Pneumococcal vaccine will save many African children, UN health officials say
With pneumonia estimated to kill nearly 2 million children worldwide every year, top United Nations health officials have welcomed the results of a pneumococcal conjugate vaccine trial in Gambia as demonstrating that a significant proportion of illness, disability and death in African children can be averted.
“The results of this vaccine trial hold great promise for improving health and saving lives in resource-poor populations,” World Health Organization (WHO) Director-General Lee Jong-wook said of the results published last week in the British medical journal Lancet.
“The international community's task now is to continue to work together productively to make the pneumococcal conjugate vaccine widely available to children in Africa, as lives are lost every minute to pneumococcal disease.
“Immunizing children with pneumococcal conjugate vaccine in developing countries will be a critical intervention towards achieving a two-thirds reduction in the under-five mortality rate, a Millennium Development Goal (MDG),” he added of the targets set by the UN Millennium Summit of 2000 that seek to slash poverty, hunger and mortality by 2015.
In a trial in eastern Gambia of 17,437 children aged 6 to 51 weeks that began in August 2000, 8,719 received a diphtheria-tetanus-pertussis-Haemophilus influenzae serotype b vaccine, while 8,718 received pneumococcal conjugate vaccine. In the latter group there were 37 per cent fewer cases of pneumonia, 15 per cent fewer hospital admissions, 16 per cent reduction in overall mortality, and half the rate of laboratory-confirmed pneumococcal pneumonia, meningitis and septicaemia.
Moreover, the vaccine was 77 per cent effective in preventing infections caused by nine serotypes (strains) of pneumococcal bacteria.
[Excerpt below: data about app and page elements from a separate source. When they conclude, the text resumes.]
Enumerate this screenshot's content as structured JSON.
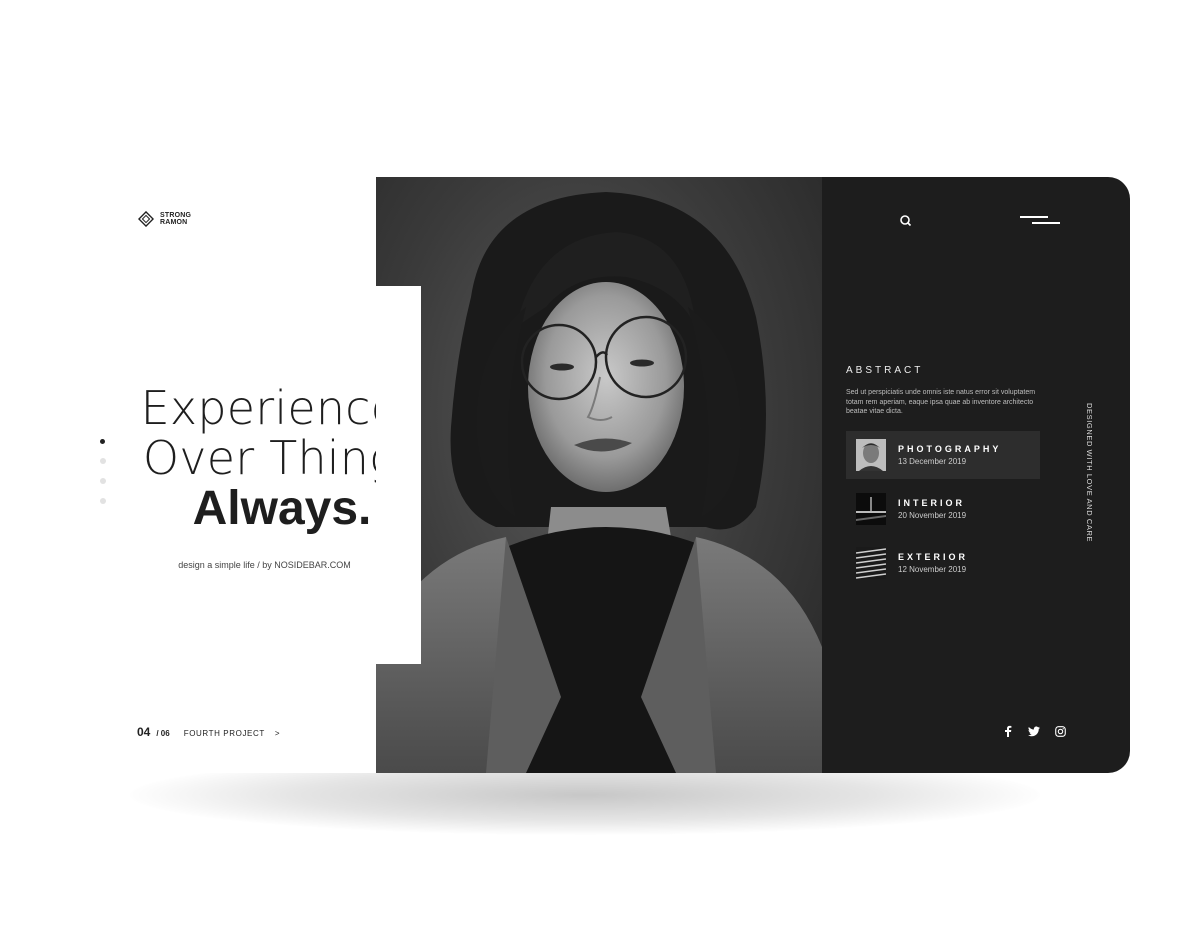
{
  "brand": {
    "logo_line1": "STRONG",
    "logo_line2": "RAMON"
  },
  "hero": {
    "line1": "Experiences",
    "line2": "Over Things",
    "line3": "Always.",
    "tagline": "design a simple life / by NOSIDEBAR.COM"
  },
  "slider": {
    "dots": 4,
    "active_index": 0
  },
  "pager": {
    "current": "04",
    "total": "/ 06",
    "project_label": "FOURTH PROJECT",
    "next_label": ">"
  },
  "header": {
    "search_icon": "search-icon",
    "menu_icon": "menu-icon"
  },
  "sidebar": {
    "abstract_title": "ABSTRACT",
    "abstract_text": "Sed ut perspiciatis unde omnis iste natus error sit voluptatem totam rem aperiam, eaque ipsa quae ab inventore architecto beatae vitae dicta.",
    "items": [
      {
        "title": "PHOTOGRAPHY",
        "date": "13 December 2019",
        "active": true
      },
      {
        "title": "INTERIOR",
        "date": "20 November 2019",
        "active": false
      },
      {
        "title": "EXTERIOR",
        "date": "12 November 2019",
        "active": false
      }
    ],
    "vertical_text": "DESIGNED WITH LOVE AND CARE"
  },
  "social": {
    "facebook": "facebook-icon",
    "twitter": "twitter-icon",
    "instagram": "instagram-icon"
  },
  "colors": {
    "dark_panel": "#1d1d1d",
    "active_item": "#2d2d2d",
    "text_dark": "#1e1e1e"
  }
}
A similar vaccine has had a dramatic impact on reducing pneumococcal disease in the United States. The trial in the Gambia now clearly demonstrates that a significant proportion of illness, disability and death in African children can be averted through vaccination against this disease, a leading killer especially of young children in developing countries, accounting for about 18 per cent of the more than 10 million annual childhood deaths worldwide, WHO said.
“Experience has shown that in areas where health systems are unable to provide hard to reach, rural populations with round-the-clock access to high-quality curative care, immunization can be delivered through outreach services to great benefit,” said Thomas Cherian, Team Coordinator in the WHO Initiative for Vaccine Research, which supported the trial.
“The pneumococcal vaccine will therefore will therefore be particularly important to save lives in the most disadvantaged populations.”